Shareholders: Shareholders are people who've been granted stock by the corporation in exchange for money paid or services performed for the corporation. The shareholders meet annually, at the corporation's annual meeting, to elect the board of directors. Shareholders are not financially liable for the debts of the corporation and are not legally liable for any wrongdoing of the corporation. Investors will be granted shares in exchange for their investment. Typically, they will want "preferred shares, which means that if there are minimal dividends or other negative financial events, they will have priority in getting their money over the "common stock" shareholders.
After You've Incorporated
Once you're incorporated, be sure to follow the rules of incorporation. If you don't, a court can pierce the corporate veil and hold you and the other owners personally liable for the business's debts.
It is important to follow all the rules required by state law. You should keep accurate financial records for the corporation, showing a separation between the corporation's income and expenses and that of the owners'.
The corporation should also issue stock, file annual reports and hold yearly meetings to elect officers and directors, even if they're the same people as the shareholders. Be sure to keep minutes of these meetings. On all references to your business, make certain to identify it as a corporation, using Inc. or Corp., whichever your state requires. You also want to make sure that whomever you deal with, such as your banker or clients, knows that you are an officer of a corporation.
To make sure your corporation stays on the right side of the law, heed the following guidelines:
Check all contracts to ensure the proper name is used in each. The signature line should read "John Doe, President, XYZ Corp.," never just "John Doe."

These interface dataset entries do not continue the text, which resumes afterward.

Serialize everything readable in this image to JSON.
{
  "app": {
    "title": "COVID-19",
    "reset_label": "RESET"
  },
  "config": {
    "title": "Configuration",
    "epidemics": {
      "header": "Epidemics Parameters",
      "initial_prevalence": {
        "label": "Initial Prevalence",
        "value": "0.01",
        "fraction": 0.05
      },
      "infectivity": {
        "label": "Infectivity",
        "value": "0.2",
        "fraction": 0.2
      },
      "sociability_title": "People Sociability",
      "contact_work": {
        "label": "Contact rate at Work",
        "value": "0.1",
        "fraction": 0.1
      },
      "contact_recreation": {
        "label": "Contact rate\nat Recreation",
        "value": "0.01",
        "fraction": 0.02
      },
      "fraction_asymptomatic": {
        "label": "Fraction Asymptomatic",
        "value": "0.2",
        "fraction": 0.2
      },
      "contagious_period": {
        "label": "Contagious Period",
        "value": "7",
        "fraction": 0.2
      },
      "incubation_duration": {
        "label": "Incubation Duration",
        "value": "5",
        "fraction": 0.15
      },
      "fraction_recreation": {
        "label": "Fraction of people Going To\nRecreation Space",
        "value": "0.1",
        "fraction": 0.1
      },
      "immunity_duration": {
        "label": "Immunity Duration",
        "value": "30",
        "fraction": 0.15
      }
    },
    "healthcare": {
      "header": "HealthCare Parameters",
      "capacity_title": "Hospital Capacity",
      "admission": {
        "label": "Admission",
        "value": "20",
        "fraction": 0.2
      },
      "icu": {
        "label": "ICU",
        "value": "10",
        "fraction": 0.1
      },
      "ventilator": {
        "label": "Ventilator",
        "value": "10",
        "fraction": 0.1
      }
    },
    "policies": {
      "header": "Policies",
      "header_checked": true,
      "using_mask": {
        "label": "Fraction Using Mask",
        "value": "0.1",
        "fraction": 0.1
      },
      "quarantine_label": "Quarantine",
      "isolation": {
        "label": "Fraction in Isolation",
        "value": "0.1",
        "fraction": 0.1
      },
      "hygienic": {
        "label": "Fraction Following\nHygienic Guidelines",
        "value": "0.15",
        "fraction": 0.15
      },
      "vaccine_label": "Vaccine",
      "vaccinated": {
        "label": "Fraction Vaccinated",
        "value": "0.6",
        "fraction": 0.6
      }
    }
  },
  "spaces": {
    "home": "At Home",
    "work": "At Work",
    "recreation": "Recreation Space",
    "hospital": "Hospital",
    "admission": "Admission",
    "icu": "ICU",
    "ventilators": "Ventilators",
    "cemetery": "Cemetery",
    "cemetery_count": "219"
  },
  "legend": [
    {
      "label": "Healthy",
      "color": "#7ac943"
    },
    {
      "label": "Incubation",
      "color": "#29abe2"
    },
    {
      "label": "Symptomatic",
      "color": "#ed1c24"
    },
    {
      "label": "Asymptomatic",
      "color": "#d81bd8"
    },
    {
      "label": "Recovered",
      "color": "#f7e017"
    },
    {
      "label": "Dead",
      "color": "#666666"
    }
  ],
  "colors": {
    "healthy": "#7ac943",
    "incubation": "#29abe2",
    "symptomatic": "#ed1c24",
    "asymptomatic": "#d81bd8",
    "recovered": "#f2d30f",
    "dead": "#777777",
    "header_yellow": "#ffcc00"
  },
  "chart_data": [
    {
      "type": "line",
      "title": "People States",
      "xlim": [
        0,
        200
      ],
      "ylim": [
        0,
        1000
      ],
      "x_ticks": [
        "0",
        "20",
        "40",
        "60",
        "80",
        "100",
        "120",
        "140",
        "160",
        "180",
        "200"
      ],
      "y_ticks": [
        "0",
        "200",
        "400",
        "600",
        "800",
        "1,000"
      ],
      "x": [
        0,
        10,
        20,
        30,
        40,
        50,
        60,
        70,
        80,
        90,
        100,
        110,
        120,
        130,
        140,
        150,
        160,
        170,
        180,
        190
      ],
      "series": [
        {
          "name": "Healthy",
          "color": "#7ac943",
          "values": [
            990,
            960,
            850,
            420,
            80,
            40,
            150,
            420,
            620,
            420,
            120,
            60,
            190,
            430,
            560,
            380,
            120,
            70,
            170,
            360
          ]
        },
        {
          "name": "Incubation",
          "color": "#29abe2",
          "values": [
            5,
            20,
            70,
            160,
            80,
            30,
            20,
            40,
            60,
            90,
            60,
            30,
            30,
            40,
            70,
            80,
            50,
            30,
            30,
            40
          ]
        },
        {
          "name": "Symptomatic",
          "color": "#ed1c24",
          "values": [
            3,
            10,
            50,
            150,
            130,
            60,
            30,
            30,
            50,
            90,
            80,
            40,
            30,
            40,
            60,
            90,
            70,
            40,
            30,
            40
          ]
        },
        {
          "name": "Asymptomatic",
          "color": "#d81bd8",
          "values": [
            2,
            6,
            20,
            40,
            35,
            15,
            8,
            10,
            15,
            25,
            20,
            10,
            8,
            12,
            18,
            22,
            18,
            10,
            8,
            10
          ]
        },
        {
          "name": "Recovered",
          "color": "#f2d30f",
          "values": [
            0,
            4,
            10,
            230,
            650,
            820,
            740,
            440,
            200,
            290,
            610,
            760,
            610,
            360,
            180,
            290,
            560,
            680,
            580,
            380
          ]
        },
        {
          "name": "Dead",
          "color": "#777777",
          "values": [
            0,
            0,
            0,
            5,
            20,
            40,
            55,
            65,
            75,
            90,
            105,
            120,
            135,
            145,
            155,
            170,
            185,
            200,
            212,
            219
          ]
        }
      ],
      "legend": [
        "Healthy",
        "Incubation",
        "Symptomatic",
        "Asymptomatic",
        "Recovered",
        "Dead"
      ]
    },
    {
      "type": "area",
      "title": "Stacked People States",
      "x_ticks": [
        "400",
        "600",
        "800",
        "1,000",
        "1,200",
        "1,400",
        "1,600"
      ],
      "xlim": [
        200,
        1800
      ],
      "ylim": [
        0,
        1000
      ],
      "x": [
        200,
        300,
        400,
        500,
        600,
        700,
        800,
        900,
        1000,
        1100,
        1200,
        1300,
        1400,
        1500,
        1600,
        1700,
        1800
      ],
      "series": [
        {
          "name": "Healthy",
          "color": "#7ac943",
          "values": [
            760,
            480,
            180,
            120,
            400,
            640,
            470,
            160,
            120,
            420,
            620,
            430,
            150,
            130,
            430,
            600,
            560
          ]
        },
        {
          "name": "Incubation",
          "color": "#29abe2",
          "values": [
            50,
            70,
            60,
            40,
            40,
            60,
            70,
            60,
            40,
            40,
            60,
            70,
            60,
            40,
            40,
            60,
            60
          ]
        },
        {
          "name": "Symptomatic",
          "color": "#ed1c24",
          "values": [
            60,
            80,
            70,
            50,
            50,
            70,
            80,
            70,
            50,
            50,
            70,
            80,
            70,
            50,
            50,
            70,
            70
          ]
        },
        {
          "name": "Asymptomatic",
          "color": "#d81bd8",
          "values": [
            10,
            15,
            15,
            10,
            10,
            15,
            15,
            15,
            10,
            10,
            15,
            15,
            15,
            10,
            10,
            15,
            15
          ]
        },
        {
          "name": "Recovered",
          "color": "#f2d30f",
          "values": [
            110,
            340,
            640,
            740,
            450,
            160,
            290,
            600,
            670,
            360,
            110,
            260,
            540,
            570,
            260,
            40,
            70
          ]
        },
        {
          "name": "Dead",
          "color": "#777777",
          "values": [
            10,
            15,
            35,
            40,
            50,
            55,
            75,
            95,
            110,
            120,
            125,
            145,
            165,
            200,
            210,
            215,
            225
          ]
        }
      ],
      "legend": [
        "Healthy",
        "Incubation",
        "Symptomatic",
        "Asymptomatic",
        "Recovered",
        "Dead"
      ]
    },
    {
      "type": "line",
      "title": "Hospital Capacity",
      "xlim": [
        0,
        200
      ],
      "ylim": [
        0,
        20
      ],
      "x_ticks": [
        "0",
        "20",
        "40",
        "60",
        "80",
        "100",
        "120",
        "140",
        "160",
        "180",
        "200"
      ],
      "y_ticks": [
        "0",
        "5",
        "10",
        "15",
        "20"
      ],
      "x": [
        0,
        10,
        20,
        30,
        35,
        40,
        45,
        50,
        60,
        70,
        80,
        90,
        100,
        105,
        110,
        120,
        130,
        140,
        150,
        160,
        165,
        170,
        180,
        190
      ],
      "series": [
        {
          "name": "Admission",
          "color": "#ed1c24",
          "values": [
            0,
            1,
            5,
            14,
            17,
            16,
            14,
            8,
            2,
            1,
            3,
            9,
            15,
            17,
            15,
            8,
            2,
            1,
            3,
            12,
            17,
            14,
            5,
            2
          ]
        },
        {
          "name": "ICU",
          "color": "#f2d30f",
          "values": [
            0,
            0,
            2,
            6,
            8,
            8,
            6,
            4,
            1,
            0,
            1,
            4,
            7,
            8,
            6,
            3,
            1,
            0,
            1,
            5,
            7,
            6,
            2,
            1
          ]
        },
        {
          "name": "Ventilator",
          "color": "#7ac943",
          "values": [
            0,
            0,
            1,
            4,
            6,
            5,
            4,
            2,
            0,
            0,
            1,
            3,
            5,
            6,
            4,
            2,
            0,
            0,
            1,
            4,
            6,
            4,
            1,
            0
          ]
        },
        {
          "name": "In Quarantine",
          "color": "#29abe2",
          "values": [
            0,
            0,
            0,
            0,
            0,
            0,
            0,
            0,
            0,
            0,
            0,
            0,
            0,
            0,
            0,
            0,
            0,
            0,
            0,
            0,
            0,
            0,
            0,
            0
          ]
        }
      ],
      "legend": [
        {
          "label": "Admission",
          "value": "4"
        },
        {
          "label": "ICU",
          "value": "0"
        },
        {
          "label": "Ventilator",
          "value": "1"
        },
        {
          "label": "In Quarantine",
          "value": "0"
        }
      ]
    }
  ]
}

This article was excerpted from the books Start Your Own Business and Entrepreneur Magazine's Ultimate Book on Forming Corporations, LLC's, Sole Proprietorships and Partnerships, and the articles "Incorporation: Giving Form to Your Business" by Judith Silver and "Incorporating Your Business" by Rick Oster.